For these reasons cats clearly have an advantage over dogs when it comes to vision.
If you have ever had more than one cat, then you know cat eye color varies. That said, “Feral cats typically have hazel colored eyes,” says Dr. Brown. Of course, specific breeds of cats have different eye colors that range from blue, green, and yellow, to orange and brown. Some cats may even have one blue eye and one of another color; a benign condition called heterochromia.
“All kittens are born with blue eyes and at about 6 weeks of age they begin to develop their adult color,” Dr. Brown says.
A 2014 study at City University in London found that cats and dogs really do see ultraviolent light that humans cannot.
“What we call visible light is part of the electromagnetic spectrum, which covers many things ranging from radio waves to x-rays,” says study leader Ron Douglas. “The little segment between wavelengths of 400 - 750nm is what humans call visible light. Wavelengths below 400nm (down to about 10nm) are called ultraviolet. Humans cannot see these wavelengths as our lens absorbs them.”
Though Douglas’s primary work has been with fish, his studies were still fascinating for cat lovers everywhere. Many animals are known to have UV vision. They include insects, birds, fish, some amphibians and reptiles, and a handful of mammals.
Cats and dogs have lenses that allow a certain amount of UV to pass through. This is a huge part of what allows them to see so well in low light levels.
In fact, they do have a third eyelid! The third eyelid is between the regular eyelids and the cornea, giving the eyes added protection. That third has a gland at the bottom that produces extra tears. The third eyelid is not normally visible, but for some cats it is normal for their inner eyelid to show when they are resting. If the eyelid does not retract back into place and stays visible when the cat is not at rest, that is usually indicative of an illness that needs attention.
Answer: Unfortunately, yes.
According to Dr. Brown, the four most common causes of vision loss in cats are:
1. Uveitis. This is an inflammation of the middle portion of the eye, which is most often brought on by an infection of some type. These infections include FIP, Felv, or FIV.
4. Traumatic eye injuries.
This is a common question that makes many veterinarians laugh. “Your cat is probably staring because he loves you,” Dr. Haeussler says.
The fact is, cat vision is a fascinating topic, as anyone who has ever loved a cat can tell you. Cats have numerous visual advantages.
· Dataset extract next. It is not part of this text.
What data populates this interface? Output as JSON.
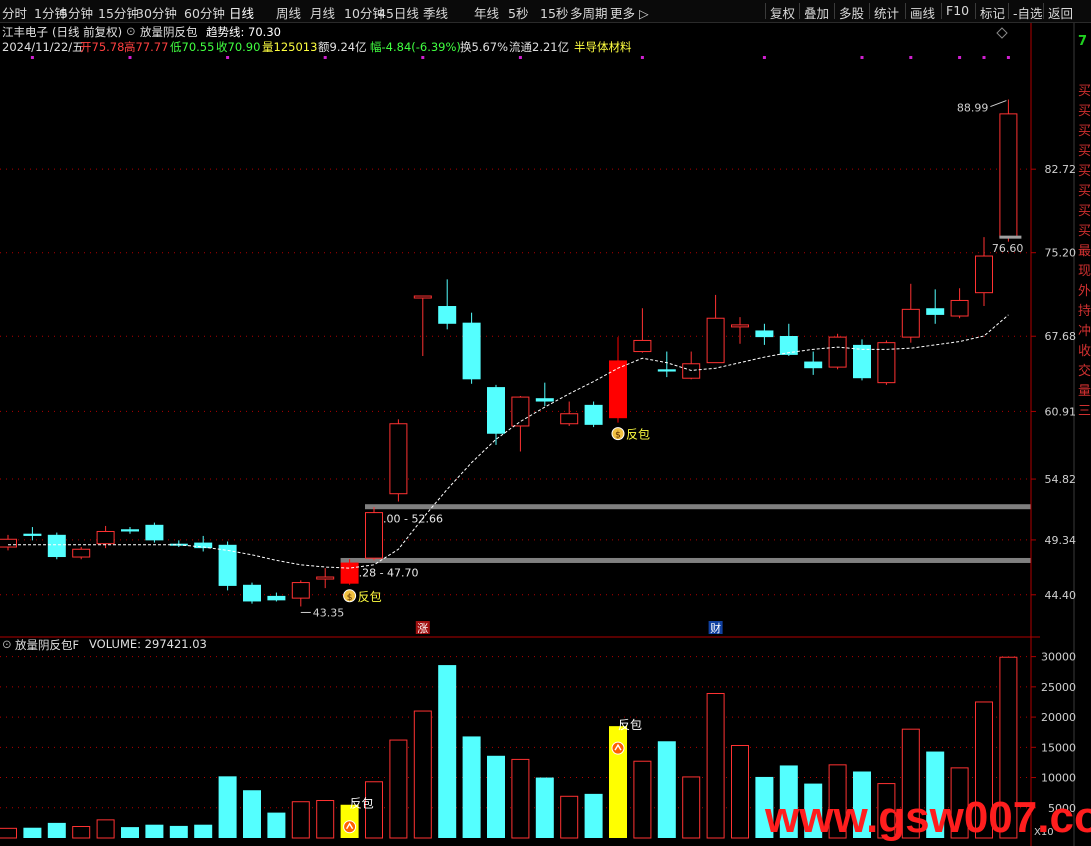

Everything in cats has evolved to make them hunters who can stalk by night. Kind of explains their nocturnal roaming, right?
Working with All Animal Eye Clinic and Penn Vet, visual artist Nickolay Lamm undertook a project to try to create a sense of “cat vision.” He took side by side photos, one from the perspective of a human, the other from the perspective of a cat. The photos are amazing and Lamm himself said he was moved by the project.
“It kind of makes me think more about seeing from a cat's point of view,” he says. “We love looking at them because they are cute, but I didn't think that much before about what they see, how they perceive us and the world.”
We, as their human caretakers, have a big responsibility, not only to understand how cat vision differs from our own and what they see versus what we see, but also to protect their eyes.
“Other than acute trauma, most vision loss occurs slowly over time,” says Dr. Brown “The sooner a disorder affecting the vision is diagnosed the better the probability of stopping the progression and reversing the vision loss. The single most important thing a cat owner can do is have their cat’s eyes examined at least once a year.”
Protect these magnificent creatures and they will live long, healthy, highly visual lives. Let’s all do our part to see that through.